Dataset records:
..............................
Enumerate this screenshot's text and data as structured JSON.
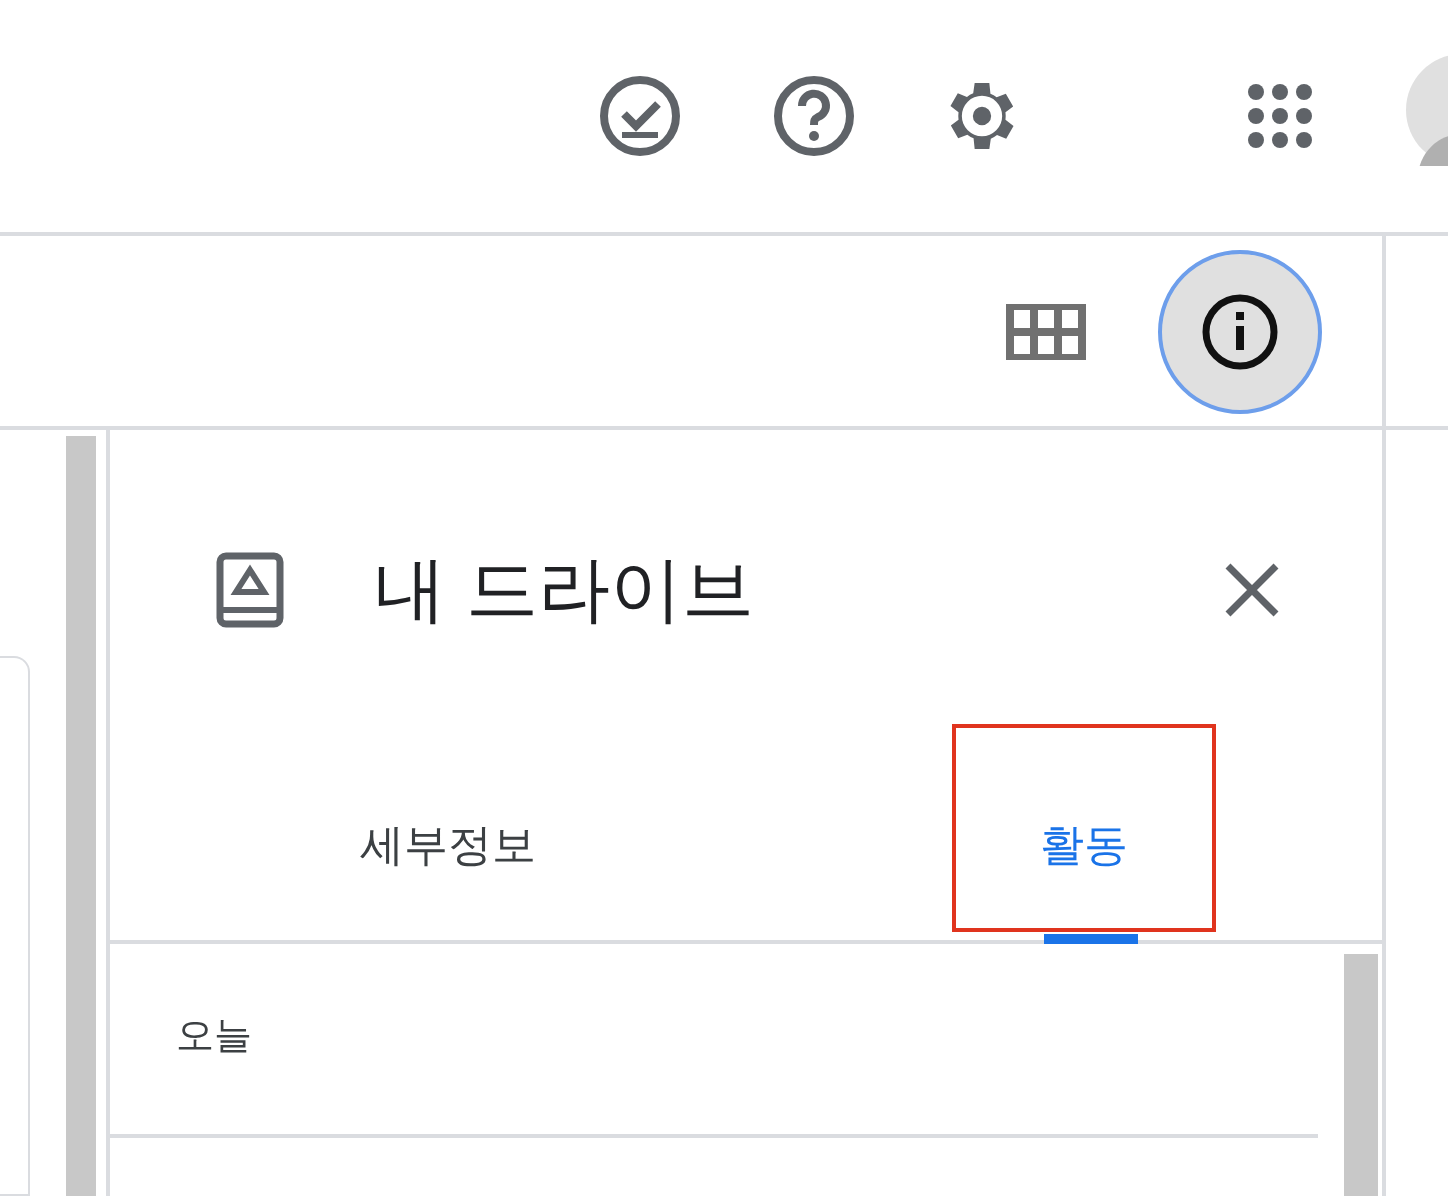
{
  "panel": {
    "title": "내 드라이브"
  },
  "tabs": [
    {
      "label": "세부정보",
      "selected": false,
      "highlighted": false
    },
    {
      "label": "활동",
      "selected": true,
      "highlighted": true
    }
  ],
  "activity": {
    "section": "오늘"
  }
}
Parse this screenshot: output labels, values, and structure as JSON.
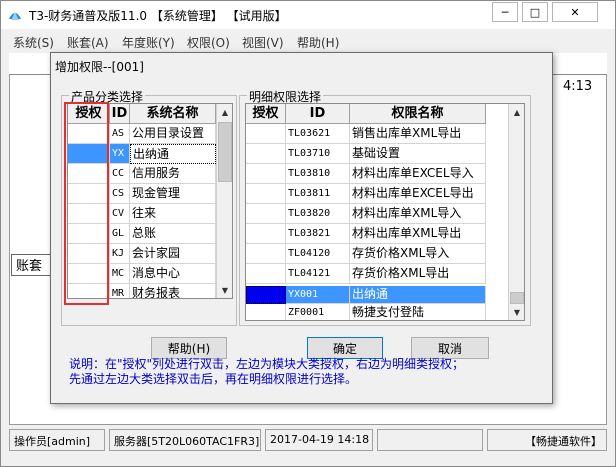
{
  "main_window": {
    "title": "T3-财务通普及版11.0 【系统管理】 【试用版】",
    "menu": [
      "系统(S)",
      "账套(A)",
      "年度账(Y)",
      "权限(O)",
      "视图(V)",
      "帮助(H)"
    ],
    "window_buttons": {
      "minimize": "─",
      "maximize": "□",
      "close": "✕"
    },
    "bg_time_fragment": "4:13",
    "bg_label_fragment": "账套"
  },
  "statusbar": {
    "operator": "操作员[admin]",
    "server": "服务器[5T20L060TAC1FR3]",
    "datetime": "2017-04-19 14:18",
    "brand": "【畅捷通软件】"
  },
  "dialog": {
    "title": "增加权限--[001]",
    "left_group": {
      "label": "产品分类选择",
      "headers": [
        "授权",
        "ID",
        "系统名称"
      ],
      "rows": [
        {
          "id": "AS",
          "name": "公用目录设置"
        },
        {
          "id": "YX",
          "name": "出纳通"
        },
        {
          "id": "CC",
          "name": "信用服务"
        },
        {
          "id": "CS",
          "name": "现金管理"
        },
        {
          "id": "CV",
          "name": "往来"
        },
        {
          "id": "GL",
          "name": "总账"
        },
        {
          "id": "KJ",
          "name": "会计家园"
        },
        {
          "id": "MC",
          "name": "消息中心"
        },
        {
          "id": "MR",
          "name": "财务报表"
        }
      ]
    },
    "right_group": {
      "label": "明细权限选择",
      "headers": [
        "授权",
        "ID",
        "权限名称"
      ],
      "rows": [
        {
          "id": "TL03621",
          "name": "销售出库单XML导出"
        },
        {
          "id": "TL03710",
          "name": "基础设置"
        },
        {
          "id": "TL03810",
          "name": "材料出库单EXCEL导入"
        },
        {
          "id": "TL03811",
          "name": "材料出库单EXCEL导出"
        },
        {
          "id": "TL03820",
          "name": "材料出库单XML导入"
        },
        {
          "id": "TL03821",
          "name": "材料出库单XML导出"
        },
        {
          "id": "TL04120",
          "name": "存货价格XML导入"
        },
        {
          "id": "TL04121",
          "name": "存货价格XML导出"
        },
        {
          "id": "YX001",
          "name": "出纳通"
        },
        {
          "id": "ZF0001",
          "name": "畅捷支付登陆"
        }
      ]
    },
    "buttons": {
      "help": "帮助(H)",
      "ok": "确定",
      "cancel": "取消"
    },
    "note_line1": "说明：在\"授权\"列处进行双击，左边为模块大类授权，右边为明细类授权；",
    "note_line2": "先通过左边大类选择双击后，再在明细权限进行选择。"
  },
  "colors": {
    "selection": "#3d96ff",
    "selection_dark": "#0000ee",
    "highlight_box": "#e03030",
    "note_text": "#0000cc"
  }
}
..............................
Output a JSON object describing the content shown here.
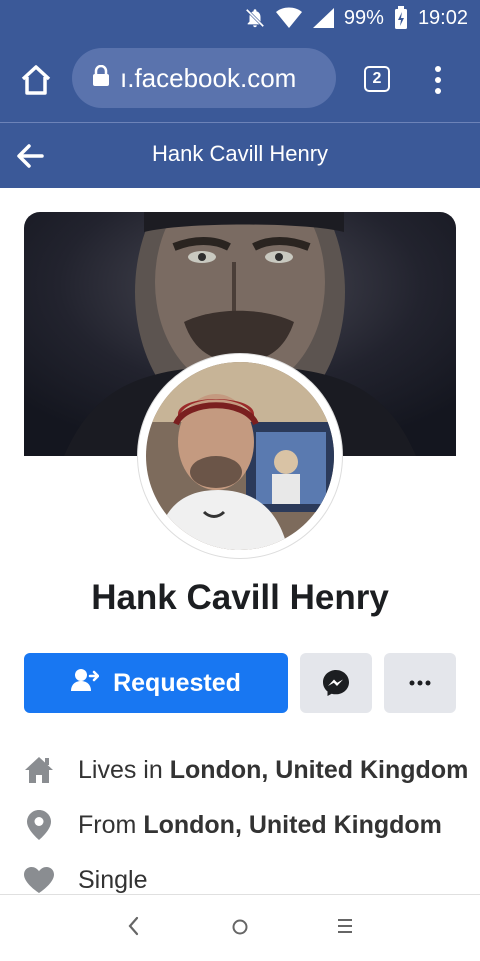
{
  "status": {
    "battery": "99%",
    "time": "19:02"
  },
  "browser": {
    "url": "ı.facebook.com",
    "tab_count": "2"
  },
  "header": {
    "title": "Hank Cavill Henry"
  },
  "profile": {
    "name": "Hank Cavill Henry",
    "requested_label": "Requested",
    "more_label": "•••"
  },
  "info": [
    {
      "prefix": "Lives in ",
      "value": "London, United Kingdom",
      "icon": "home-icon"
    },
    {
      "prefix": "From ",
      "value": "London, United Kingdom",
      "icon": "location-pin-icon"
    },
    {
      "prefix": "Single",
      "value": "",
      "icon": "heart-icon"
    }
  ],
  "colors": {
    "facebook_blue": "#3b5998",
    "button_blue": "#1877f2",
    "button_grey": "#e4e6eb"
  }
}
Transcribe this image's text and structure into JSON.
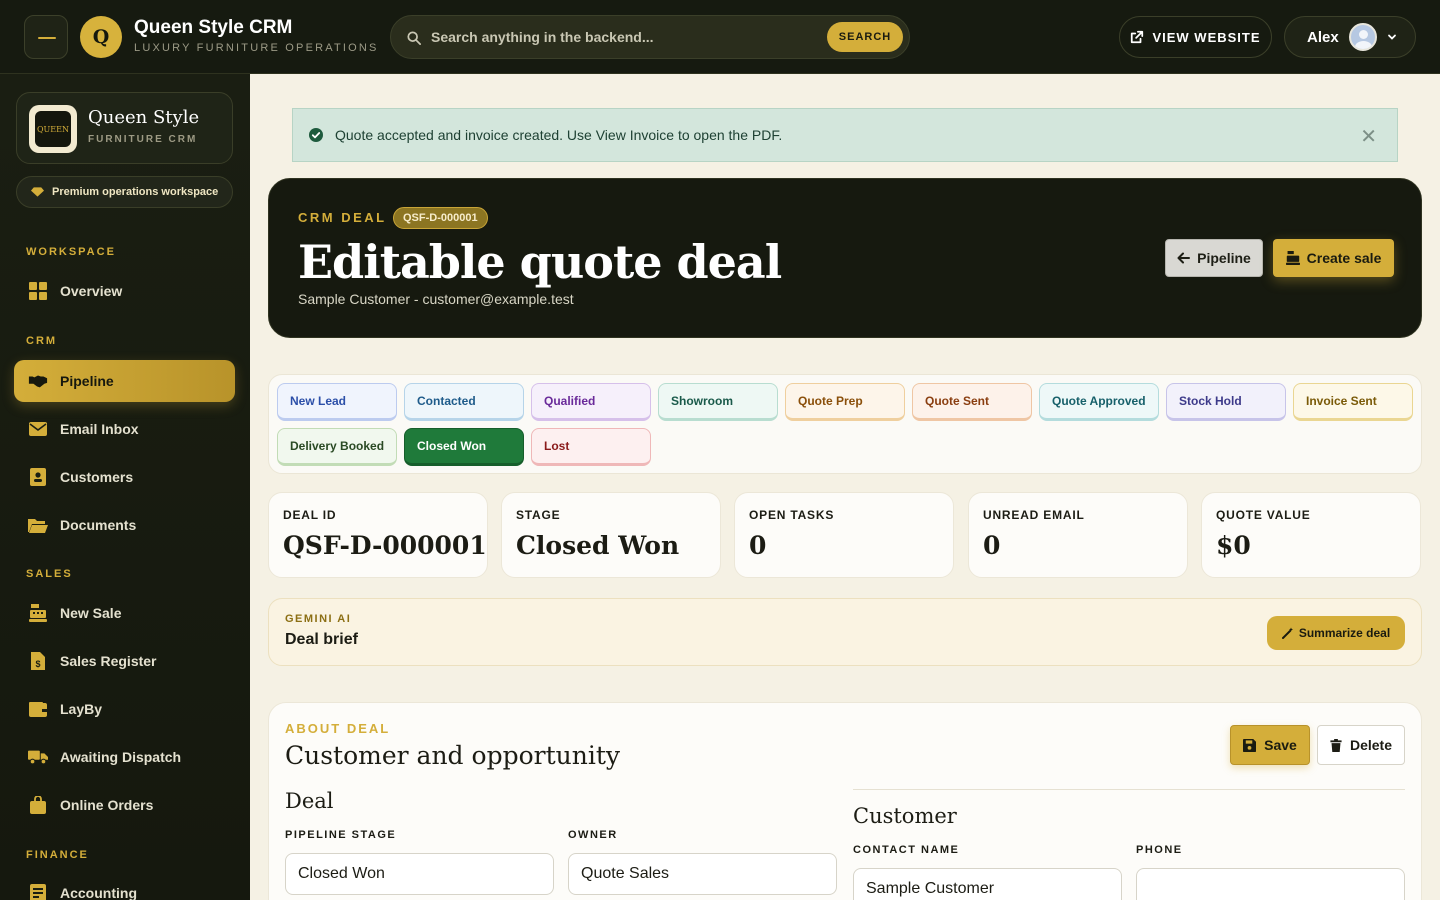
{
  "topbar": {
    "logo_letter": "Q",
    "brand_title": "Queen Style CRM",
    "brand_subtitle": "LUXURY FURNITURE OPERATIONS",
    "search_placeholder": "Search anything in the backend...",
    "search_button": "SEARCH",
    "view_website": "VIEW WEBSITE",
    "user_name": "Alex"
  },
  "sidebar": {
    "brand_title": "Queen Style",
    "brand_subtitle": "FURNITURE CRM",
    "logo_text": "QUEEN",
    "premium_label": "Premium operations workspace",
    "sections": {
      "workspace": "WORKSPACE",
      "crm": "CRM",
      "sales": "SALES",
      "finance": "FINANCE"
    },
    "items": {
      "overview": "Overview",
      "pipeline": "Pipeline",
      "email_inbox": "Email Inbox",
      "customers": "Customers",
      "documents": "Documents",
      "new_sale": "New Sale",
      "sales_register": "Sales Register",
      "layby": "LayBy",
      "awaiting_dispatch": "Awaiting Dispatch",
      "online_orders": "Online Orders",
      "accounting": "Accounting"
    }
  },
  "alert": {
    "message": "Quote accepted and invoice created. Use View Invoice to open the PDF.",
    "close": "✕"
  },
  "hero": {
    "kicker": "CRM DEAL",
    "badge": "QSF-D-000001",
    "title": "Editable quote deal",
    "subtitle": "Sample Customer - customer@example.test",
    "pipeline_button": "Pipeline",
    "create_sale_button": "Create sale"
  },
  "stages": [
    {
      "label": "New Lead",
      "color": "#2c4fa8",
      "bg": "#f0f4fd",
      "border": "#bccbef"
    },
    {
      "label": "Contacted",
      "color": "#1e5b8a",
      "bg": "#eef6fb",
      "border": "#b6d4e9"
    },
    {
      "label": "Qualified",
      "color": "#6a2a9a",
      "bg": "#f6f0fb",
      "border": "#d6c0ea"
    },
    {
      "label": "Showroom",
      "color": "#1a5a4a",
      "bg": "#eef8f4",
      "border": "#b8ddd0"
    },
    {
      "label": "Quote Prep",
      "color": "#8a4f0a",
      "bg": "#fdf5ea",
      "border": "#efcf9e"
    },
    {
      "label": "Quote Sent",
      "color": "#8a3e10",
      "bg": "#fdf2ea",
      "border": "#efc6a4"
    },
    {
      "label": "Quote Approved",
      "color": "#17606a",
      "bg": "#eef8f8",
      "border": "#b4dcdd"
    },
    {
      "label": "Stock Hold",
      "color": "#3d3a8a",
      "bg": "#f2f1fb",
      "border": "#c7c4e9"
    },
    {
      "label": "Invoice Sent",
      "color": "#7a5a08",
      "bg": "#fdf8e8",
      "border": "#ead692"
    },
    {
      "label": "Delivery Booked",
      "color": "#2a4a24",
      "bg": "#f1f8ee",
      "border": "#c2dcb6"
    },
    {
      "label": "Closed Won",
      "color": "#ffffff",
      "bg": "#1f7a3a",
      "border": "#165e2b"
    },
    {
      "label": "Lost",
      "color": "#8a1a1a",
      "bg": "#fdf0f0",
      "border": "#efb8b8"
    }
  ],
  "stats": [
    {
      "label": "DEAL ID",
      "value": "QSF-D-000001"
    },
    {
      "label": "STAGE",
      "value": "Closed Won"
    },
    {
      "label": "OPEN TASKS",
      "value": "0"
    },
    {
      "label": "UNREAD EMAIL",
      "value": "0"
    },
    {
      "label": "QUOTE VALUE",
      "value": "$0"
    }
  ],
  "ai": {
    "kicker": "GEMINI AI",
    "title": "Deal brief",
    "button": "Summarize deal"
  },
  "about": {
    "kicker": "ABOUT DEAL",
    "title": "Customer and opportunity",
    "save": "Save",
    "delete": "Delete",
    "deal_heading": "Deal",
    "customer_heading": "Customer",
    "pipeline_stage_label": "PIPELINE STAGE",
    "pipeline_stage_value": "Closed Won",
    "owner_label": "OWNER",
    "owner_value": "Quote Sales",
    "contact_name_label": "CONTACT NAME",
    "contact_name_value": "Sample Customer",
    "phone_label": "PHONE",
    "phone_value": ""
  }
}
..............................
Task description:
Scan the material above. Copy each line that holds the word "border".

Response to the task:
      "border": "#bccbef"
      "border": "#b6d4e9"
      "border": "#d6c0ea"
      "border": "#b8ddd0"
      "border": "#efcf9e"
      "border": "#efc6a4"
      "border": "#b4dcdd"
      "border": "#c7c4e9"
      "border": "#ead692"
      "border": "#c2dcb6"
      "border": "#165e2b"
      "border": "#efb8b8"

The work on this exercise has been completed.